Start of DATASET CONTENT

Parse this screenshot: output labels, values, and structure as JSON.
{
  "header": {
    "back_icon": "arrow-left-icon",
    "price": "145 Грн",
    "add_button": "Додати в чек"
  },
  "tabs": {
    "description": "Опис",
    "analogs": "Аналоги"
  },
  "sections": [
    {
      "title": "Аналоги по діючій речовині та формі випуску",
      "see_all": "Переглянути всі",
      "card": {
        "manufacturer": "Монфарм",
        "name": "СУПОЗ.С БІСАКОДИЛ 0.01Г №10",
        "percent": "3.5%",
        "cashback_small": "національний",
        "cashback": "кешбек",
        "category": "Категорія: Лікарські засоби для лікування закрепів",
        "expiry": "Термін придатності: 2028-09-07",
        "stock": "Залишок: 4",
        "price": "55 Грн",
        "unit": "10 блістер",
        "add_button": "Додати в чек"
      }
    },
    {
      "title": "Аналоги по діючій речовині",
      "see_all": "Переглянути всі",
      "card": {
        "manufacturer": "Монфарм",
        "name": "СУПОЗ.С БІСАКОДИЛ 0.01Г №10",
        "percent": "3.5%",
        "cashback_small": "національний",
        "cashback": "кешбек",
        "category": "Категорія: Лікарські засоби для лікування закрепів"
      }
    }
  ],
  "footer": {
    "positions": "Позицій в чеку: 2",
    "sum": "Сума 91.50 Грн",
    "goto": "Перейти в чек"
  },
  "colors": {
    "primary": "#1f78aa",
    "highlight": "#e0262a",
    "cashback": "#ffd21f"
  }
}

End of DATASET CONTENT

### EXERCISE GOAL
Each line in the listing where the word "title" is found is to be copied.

### YOUR RESPONSE
      "title": "Аналоги по діючій речовині та формі випуску",
      "title": "Аналоги по діючій речовині",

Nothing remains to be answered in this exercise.